Another generic resource, also from the NSTA elementary mailing list.  The issue of using inquiry in science lessons is a big deal and also came up a recent School Leadership Team meeting.  Inquiry does, of course, get used, but it's always a tough item since it is easy to get "off script" when using a lesson plan that allows student-driven inquiry.  At the same time, it's hard to really teach science without it.  The issue in NYC, and probably many other places, is that since the city has instituted standardized science testing, the test is naturally content based. 

Problem.  Big problem.  Why? Because ultimately, science is not a collection of facts (organized or not).  Yet that is precisely the impression given to every NYC student when they have to prepare for and take that test.  History is a collection of facts: what happened is what happened.  Yes, there can be interesting analysis of the motivations of the players in the historical dramas we study, but nonetheless, you cannot infer the future from the past.  (Okay children, if you back talk you parents, you can predict the near future you will get in trouble, but you know what I mean).  English grammar (or other languages) involve certain rules and memorized exceptions.  Math involves memorizing some rules and relationships (think multiplication tables, rules for addition, algebraic relationships, etc.). 

But science requires that we learn to solve problems in a certain way.  The collection of facts that many people think of as science are the results of that problem solving endeavor.  We call that way the scientific method (although I find the standard description a bit misleading and overly formalized). To see if a student has learned science requires more than them regurgitating basic facts, but testing to see if they have absorbed the methodology of science it harder.  It's a different kind of test and harder to write.

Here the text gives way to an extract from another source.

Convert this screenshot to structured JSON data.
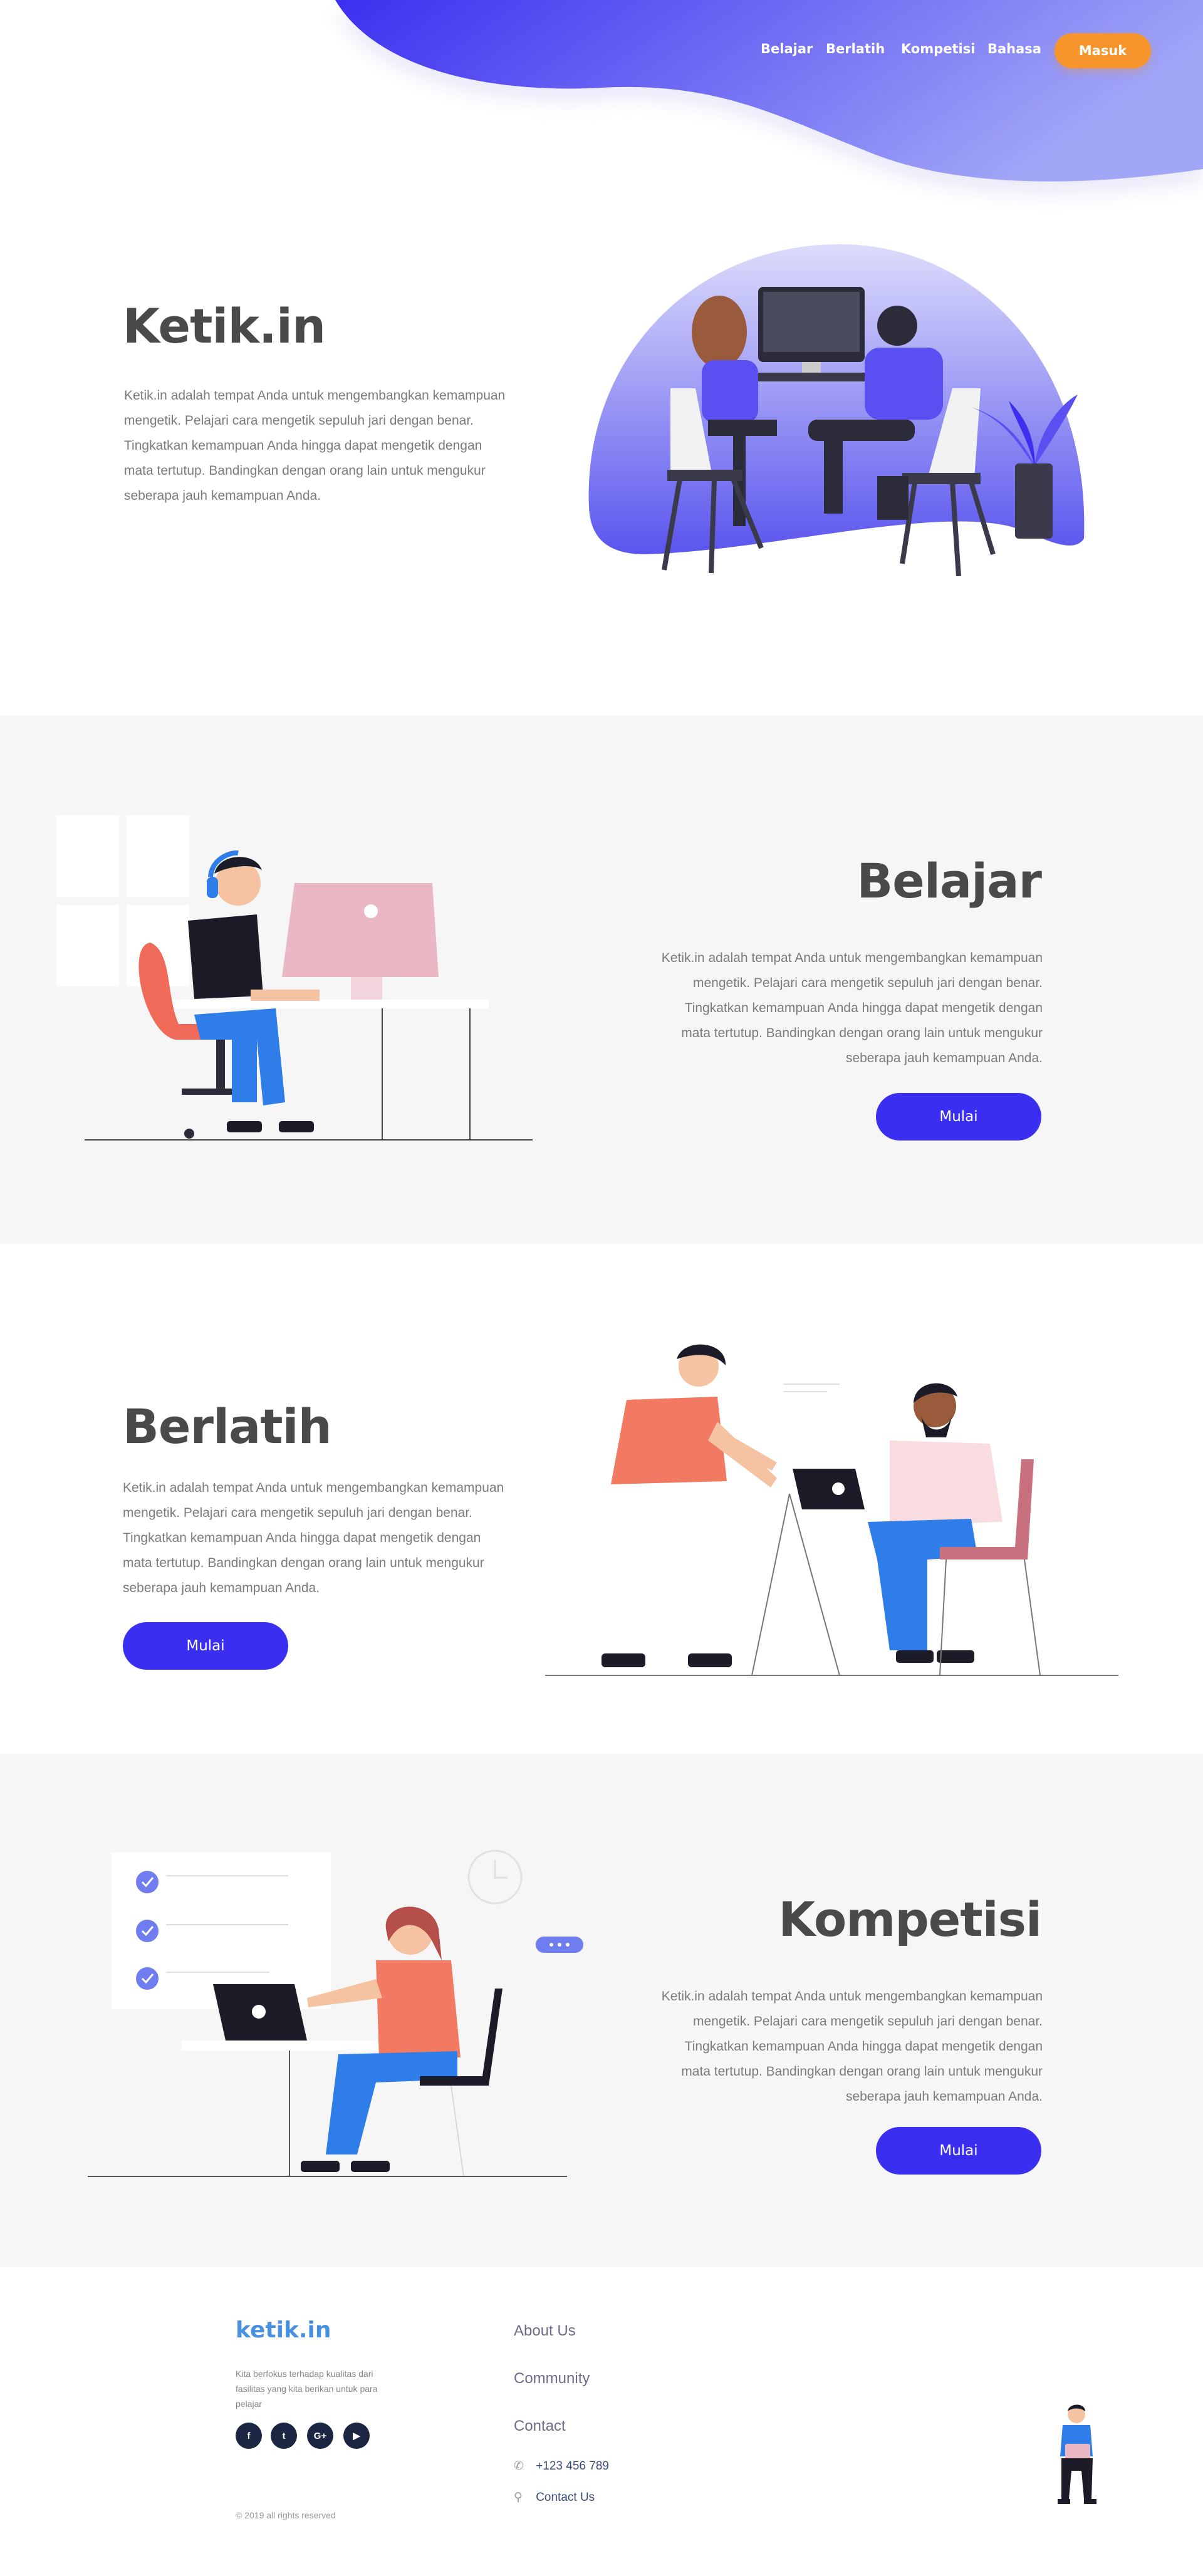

Okay, off the soapbox.  The question was asked and one teacher pointed to a web site I had never heard of, http://www.wetheteachers.com/.  The site has cross-links to other sites, including Curriki (the curriculum wiki).  The site requires that you sign up before you can view or submit content.  One of the documents is a generic inquiry lesson plan that leads you, the teacher, through the process of assembling all the parts for an inquiry-based lesson plan on your specific topic: http://wetheteachers.com/plan.php?id=37. I'm only beginning the explore.  A couple of years ago I felt like I didn't have enough resources.  Now I'm feeling overwhelmed by how many there are and how little time I have to use them.

 

What a "School Leadership Team" (SLT)?  If you are in New York City and have school age children, you probably know the answer, but for those of you who don't or live elsewhere, here in NYC, each local school is expected to have an SLT formed of both parents and teachers in equal measure.  Their job is to review the school's Comprehensive Educational Plan (CEP) which has to include review of school/student performance metrics, community/parental involvement, and other items.  The idea is to be continuously reviewing how the school is doing with respect to its educational mission and to make corrections.  Like any other committee, how well it does varies from school to school, but the intent and goal of the SLT is excellent.